J. Amer. Chem. Soc., 120, 9504-9512 (1998)

American Chemical Society, 1998

Substituent Effects on the Reactivity of the Silicon-Carbon Double Bond.   Resonance, Inductive and Steric Effects of Substituents at Silicon on the Reactivity of Simple 1-Methylsilenes

W.J. Leigh,* R. Boukherroub and C. Kerst

Contribution from the Department of Chemistry, McMaster University, Hamilton, Ontario, Canada L8S 4M1
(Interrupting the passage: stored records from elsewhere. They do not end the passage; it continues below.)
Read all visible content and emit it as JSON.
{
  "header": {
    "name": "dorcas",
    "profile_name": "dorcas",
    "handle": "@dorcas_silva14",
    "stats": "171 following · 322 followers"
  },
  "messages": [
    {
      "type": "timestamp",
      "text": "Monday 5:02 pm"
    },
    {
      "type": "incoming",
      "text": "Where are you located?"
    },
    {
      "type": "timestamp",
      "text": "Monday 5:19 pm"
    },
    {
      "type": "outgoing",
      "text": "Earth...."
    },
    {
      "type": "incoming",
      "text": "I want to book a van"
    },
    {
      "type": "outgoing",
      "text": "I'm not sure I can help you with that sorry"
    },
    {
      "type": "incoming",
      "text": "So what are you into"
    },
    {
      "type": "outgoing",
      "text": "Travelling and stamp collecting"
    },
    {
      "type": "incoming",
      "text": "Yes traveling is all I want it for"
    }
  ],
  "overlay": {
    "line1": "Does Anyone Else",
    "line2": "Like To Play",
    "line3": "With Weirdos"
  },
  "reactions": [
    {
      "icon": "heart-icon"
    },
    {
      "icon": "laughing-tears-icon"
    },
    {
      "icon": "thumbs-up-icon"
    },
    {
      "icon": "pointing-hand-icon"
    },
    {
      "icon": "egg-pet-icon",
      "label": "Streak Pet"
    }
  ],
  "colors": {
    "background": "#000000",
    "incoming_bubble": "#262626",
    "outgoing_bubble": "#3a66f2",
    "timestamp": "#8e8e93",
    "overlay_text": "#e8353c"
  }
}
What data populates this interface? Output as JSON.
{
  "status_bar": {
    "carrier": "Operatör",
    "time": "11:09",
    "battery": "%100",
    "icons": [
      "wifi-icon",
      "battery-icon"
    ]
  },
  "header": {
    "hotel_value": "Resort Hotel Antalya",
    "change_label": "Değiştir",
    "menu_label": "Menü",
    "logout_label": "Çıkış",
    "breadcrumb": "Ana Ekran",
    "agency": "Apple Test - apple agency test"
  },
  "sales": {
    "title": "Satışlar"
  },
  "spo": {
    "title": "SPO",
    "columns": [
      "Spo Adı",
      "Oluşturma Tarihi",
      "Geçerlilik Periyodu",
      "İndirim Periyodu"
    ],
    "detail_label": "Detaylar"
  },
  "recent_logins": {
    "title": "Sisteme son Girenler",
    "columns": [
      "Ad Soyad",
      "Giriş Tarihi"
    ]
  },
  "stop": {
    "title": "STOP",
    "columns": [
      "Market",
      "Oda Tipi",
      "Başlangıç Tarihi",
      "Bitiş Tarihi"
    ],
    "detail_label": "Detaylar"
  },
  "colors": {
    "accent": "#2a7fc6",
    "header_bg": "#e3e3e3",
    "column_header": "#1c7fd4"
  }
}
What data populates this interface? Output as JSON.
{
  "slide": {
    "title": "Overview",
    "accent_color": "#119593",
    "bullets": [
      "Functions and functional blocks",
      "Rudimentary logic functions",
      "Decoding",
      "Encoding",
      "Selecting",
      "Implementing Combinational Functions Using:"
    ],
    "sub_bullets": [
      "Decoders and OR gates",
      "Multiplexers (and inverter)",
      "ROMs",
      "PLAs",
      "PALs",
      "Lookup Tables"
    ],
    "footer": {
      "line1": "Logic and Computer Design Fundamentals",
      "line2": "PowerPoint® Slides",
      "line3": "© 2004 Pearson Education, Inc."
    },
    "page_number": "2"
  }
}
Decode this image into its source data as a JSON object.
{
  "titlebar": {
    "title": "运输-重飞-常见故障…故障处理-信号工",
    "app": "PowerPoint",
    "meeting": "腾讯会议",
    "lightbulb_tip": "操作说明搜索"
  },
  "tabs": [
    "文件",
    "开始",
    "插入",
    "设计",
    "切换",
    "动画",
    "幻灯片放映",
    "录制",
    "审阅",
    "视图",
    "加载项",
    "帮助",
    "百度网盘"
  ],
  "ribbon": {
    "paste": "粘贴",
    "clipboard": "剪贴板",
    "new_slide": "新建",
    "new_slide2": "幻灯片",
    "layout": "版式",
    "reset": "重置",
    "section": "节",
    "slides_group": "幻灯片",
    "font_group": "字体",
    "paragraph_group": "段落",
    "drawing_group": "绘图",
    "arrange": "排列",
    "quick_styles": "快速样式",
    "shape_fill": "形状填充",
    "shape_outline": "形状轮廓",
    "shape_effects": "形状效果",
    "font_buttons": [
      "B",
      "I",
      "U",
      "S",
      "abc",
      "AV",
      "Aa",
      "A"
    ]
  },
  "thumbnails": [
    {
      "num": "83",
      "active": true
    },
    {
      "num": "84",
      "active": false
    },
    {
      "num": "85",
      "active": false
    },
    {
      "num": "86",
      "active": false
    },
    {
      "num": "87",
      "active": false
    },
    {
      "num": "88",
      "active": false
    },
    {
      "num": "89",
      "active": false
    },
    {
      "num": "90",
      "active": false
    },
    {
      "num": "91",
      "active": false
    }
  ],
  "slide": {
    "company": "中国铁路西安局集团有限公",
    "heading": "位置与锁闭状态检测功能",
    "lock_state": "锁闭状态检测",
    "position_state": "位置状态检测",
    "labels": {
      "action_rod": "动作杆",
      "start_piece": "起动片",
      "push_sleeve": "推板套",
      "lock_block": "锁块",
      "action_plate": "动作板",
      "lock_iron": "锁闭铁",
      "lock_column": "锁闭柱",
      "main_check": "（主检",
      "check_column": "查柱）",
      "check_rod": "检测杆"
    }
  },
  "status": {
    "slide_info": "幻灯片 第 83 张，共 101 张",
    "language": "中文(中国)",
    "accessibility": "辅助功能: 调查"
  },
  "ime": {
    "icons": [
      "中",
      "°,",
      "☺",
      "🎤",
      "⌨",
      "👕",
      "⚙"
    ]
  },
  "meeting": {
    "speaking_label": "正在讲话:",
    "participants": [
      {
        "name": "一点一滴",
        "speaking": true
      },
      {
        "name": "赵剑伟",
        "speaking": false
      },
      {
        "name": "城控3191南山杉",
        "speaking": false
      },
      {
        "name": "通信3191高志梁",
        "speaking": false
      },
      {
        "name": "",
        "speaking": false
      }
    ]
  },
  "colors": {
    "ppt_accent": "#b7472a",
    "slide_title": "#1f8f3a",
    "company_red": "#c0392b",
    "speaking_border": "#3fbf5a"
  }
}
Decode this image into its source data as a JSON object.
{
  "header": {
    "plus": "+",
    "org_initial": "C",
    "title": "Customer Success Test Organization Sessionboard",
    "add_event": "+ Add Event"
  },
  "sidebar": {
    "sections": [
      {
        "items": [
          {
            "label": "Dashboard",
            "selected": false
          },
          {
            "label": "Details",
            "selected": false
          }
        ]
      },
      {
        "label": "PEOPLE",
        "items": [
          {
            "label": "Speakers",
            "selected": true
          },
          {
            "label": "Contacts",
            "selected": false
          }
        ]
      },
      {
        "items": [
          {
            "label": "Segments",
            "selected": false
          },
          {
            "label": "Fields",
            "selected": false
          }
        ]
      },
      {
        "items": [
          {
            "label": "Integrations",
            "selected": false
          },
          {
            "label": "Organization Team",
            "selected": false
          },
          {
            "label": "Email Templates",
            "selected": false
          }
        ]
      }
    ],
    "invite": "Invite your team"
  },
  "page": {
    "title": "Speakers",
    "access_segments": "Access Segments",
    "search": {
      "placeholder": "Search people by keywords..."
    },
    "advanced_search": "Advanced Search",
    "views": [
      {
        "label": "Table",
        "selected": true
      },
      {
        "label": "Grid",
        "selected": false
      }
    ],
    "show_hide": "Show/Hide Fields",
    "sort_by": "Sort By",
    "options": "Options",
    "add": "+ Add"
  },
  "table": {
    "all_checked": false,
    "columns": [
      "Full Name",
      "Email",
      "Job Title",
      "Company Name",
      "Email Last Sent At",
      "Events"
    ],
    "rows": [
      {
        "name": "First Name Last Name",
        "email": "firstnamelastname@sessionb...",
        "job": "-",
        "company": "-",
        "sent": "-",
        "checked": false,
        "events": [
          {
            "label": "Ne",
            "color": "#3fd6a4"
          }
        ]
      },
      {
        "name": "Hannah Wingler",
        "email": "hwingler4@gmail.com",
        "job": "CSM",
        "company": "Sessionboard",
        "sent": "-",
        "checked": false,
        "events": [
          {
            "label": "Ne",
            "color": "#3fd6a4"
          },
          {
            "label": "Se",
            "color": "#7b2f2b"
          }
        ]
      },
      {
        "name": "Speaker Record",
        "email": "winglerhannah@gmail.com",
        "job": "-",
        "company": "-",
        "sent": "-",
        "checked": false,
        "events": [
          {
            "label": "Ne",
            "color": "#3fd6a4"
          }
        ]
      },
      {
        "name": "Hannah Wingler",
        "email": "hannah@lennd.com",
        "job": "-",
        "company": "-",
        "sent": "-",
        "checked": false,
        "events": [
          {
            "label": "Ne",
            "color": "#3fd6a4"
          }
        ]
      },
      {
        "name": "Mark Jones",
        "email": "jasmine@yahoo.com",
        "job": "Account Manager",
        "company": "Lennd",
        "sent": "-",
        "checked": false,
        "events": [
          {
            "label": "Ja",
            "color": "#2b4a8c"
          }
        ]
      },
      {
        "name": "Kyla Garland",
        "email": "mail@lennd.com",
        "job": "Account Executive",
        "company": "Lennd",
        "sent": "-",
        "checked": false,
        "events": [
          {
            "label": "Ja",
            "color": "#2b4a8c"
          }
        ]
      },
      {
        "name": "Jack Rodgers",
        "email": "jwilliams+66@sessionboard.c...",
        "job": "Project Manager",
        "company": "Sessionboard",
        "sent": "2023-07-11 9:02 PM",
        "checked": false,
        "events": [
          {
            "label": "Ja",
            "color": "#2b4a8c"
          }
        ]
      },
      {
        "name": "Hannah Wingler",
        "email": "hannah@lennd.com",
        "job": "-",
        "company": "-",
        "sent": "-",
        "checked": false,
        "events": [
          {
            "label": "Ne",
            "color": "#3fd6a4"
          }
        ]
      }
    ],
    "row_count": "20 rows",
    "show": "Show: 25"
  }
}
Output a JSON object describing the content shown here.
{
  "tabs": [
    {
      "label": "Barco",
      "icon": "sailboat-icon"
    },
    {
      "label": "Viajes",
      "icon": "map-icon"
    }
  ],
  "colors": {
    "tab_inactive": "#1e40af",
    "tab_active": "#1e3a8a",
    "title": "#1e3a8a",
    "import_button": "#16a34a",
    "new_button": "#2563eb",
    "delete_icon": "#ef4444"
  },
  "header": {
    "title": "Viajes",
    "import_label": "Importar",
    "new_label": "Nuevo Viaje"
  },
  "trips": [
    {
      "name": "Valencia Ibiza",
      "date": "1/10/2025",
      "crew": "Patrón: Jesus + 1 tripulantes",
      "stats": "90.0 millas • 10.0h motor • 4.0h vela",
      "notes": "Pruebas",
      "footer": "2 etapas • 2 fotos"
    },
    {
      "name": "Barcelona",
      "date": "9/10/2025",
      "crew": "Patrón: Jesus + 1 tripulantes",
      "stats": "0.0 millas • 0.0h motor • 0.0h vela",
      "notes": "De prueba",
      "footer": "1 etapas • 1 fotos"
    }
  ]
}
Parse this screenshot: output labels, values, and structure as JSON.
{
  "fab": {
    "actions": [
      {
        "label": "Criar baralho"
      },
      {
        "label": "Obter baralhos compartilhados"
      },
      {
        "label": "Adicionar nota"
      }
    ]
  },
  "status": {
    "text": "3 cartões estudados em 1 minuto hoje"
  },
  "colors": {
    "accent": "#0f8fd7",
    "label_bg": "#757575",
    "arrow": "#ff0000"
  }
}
Abstract: The reactivities of a series of substituted 1-methylsilenes RMeSi=CH2 (R = H, methyl, ethyl, t-butyl, vinyl, ethynyl, phenyl, trimethylsilyl and trimethylsilylmethyl) in hydrocarbon solvents have been investigated by far-UV (193-nm) laser flash photolysis techniques, using the corresponding 1-methylsilacyclobutane derivatives as silene precursors. Each of these silacyclobutanes yields ethylene and the corresponding silene, which can be trapped as the alkoxysilane RSiMe2OR’ cleanly and efficiently upon 193 or 214-nm photolysis in solution in the presence of alcohols. Absolute rate constants for reaction of the silenes with methanol, ethanol, and t-butanol have been determined in hexane solution at 23oC. They vary from a low of 3 x 107 M-1s-1 for reaction of 1-methyl-1-trimethylsilylsilene with t-BuOH to a high of 1 x 1010 M-1s-1 for reaction of 1-ethynyl-1-methylsilene with MeOH. In several cases, rate constants have been determined for addition of the deuterated alcohols, and for addition of methanol over the 0-55 oC range. Invariably, small primary deuterium kinetic isotope effects and negative Arrhenius activation energies are observed. These characteristics are consistent with a mechanism involving reversible formation of a silene-alcohol complex which collapses to alkoxysilane by unimolecular proton transfer from oxygen to carbon. Silene reactivity increases with increasing resonance electron-donating and inductive electron-withdrawing ability of the substituents at silicon, and is significantly affected by steric effects within this series of compounds. This is suggested to be due a combination of effects on both the degree of electrophilicity at silicon (affecting the rate constant for complexation) and nucleophilicity at carbon (affecting the partitioning of the complex between product and free reactants). Two 1-methyl-1-alkoxysilacyclobutanes were also investigated, but proved to be inert to 193-nm photolysis.